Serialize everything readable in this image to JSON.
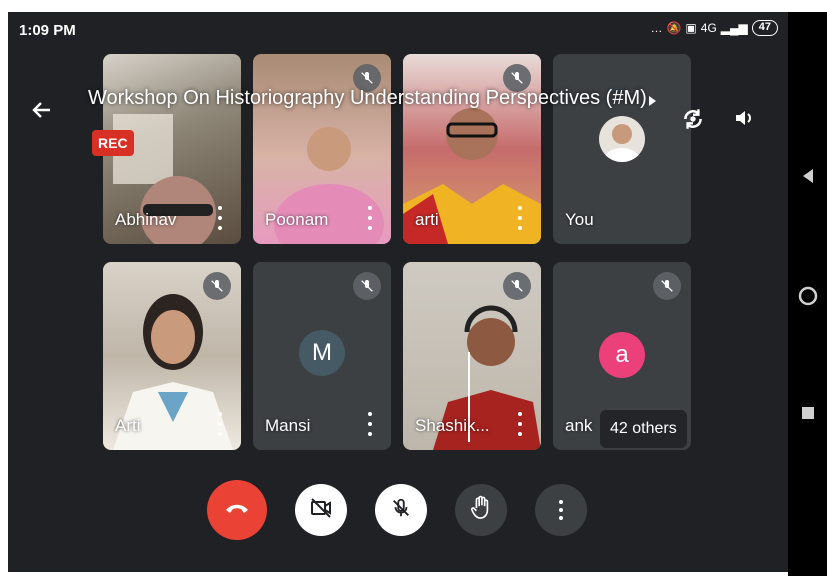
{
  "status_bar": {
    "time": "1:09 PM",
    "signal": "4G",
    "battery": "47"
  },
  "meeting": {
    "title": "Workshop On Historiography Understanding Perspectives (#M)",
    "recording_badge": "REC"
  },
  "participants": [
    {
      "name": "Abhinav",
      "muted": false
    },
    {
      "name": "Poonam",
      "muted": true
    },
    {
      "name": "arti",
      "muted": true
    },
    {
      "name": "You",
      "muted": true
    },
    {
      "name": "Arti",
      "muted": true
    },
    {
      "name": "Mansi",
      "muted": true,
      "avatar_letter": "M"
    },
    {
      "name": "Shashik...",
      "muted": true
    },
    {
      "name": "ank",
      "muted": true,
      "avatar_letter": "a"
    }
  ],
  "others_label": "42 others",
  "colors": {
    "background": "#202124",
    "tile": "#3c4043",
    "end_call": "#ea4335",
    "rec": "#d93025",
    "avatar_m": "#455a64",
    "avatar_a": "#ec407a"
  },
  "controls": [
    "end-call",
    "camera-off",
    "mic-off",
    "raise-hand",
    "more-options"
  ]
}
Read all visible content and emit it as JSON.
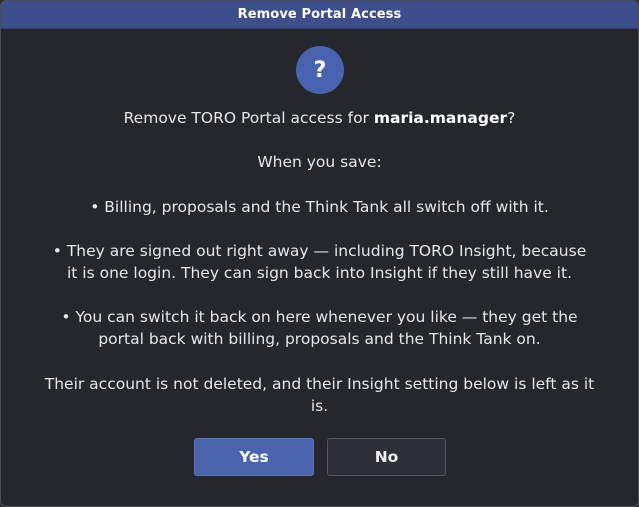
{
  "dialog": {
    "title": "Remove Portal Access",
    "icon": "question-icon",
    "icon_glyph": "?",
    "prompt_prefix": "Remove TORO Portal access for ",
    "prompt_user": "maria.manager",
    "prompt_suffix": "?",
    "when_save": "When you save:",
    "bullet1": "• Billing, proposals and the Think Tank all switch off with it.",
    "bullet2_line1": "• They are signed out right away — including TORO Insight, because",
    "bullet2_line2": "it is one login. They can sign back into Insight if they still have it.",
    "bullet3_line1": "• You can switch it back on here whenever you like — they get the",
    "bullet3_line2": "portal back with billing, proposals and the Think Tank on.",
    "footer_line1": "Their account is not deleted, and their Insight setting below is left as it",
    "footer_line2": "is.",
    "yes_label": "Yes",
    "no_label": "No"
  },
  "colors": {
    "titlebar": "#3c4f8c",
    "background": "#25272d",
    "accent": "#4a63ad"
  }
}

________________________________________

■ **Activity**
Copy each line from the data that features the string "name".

■ **Answer section**
      "name": "Abhinav",
      "name": "Poonam",
      "name": "arti",
      "name": "You",
      "name": "Arti",
      "name": "Mansi",
      "name": "Shashik...",
      "name": "ank",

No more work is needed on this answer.